The proposal to enhance the catalogue descriptions of the Royal Patriotic School Interrogations, in order to record other information such as individual, date and place of birth, and subject of report, was approved by The National Archives’ Discovery Board. The Board brings together experts from across The National Archives, including the Data Protection Officer, to review proposals and ensure that they are well-considered. It is chaired by the Digital Director.
In relation to these records, the Board decided that, given the subject matter and the fact that lists of these individuals’ interrogations have not previously been published, these items should be described beyond interrogation number and year of birth only, until the point at which the individual’s year of birth exceeds 100 years. The Board’s decision is in accordance with Section 70 of the Guide: ‘If the record is open, the description should be open but it must be fair, accurate and unlikely to cause substantial damage or substantial distress to a data subject’.
This collection comprises 87 records containing 2,600 interrogations. The bulk of these reports will be for people born before 1921, but as interrogations involved a number of students there may be a few hundred individuals in the collection born as late as 1927. Thus roughly three-quarters of this collection are already fully described on Discovery; as can be seen from the descriptions of the items in the first piece WO 208/3663. The shortened descriptions are reviewed on an annual basis, and any found to be of people born 100 years ago will be replaced with the full description. By 2028 they will all have a full description.
The catalogue entries have a number of errors, for example Brux is not in France but was in the Sudetenland (Czechoslovakia), it doesn’t say it was in France at all and Brux is well-known. The Dutch place-names have been mis-spelt (Rotterdam, Ijmuiden (transcribed as Ljmuiden), Eindhoven, Utrecht). I am sure there are many others.
David, we do endeavour to catalogue to 100% accuracy but as you can appreciate no cataloguing project is ever 100%. We catalogue as seen, and any misspellings or errors in the original document will be transferred to the catalogue. We cannot correct or assume a correction in errors in the document itself. Any transcription errors will be corrected if identified.
We do not ask our volunteers to be experts in geography, and in this case they have attempted to establish the country. [I personally had never heard of Brux]. An internet search finds Brux is a commune in France, and also the German name for a Czech town (Most). We will correct this, and remove France from the description.
This doesn’t explain unlisted pieces nor why two people (Bernard Karsenty and Andre Morali) have been listed 15 times each with different references each for the same document and one person (Wolfgang Frederick Paul Sperling) has four entries of which one is dated before he arrived in the UK. The cataloguing as seen never used to be the case under the old Editorial Standards, where it was evident it was with square brackets to indicate what it was believed to be true.

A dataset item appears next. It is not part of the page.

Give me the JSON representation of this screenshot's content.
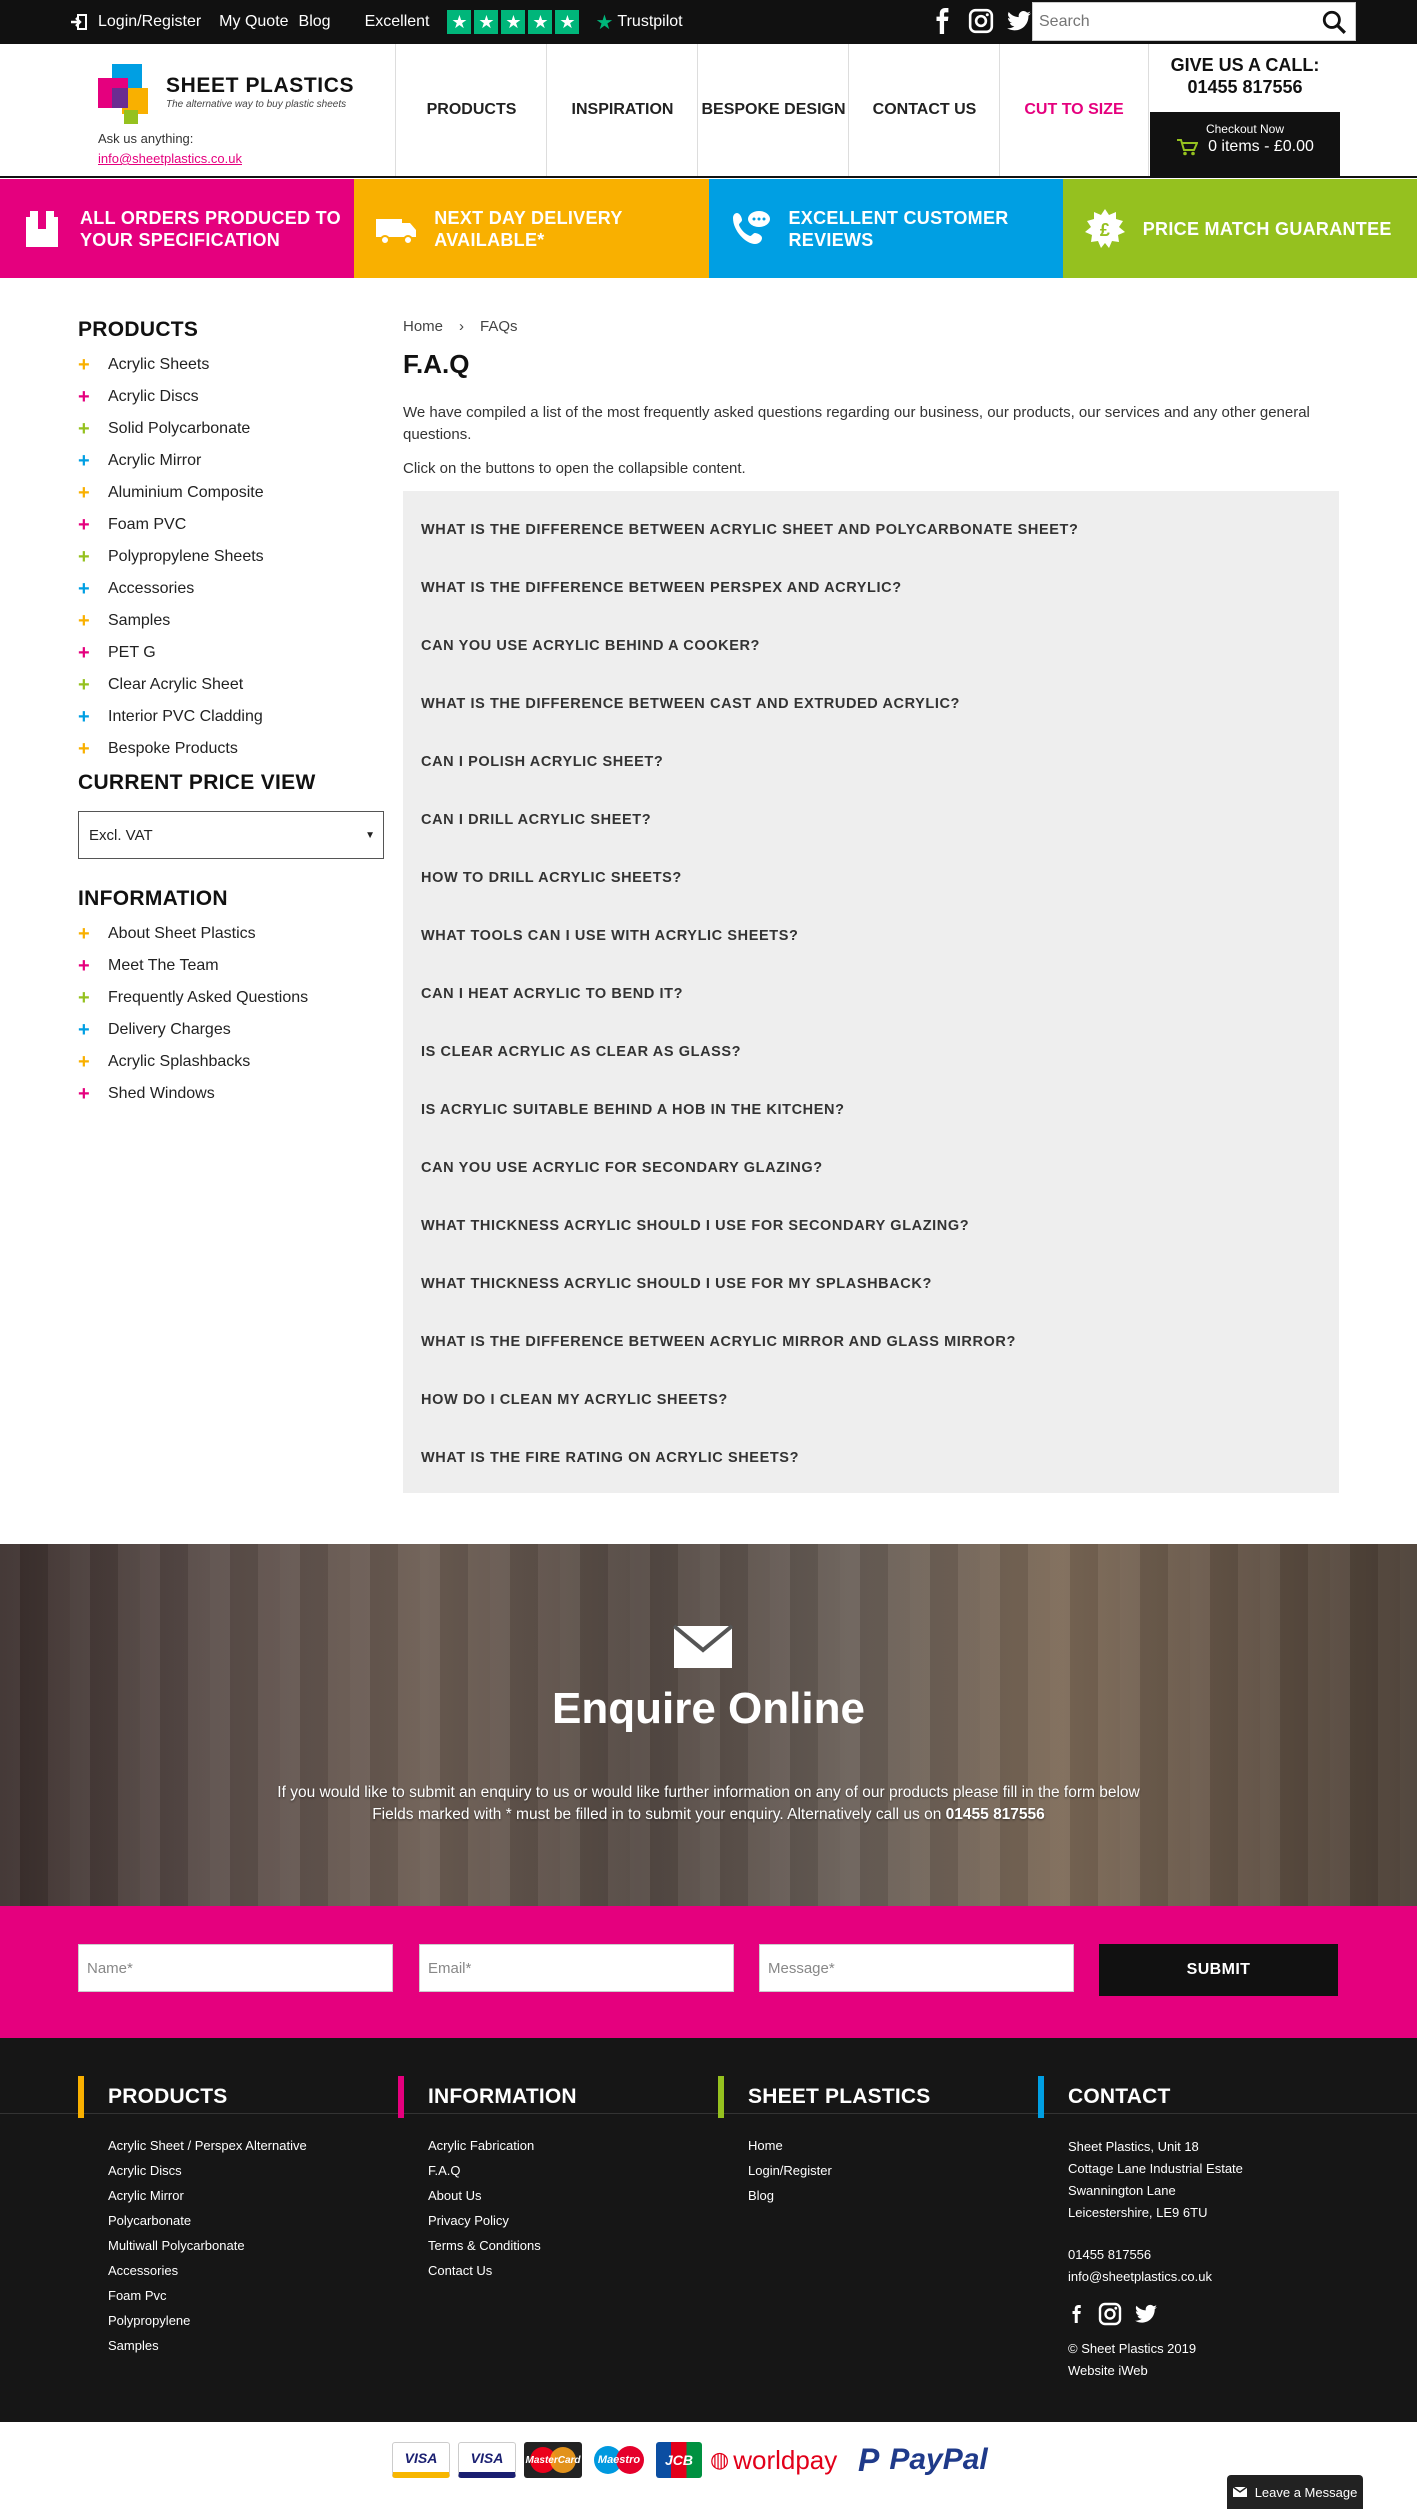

References to Brux in the Sudetenland are in the files of the Nazi Persecution Compensation files (FO 950).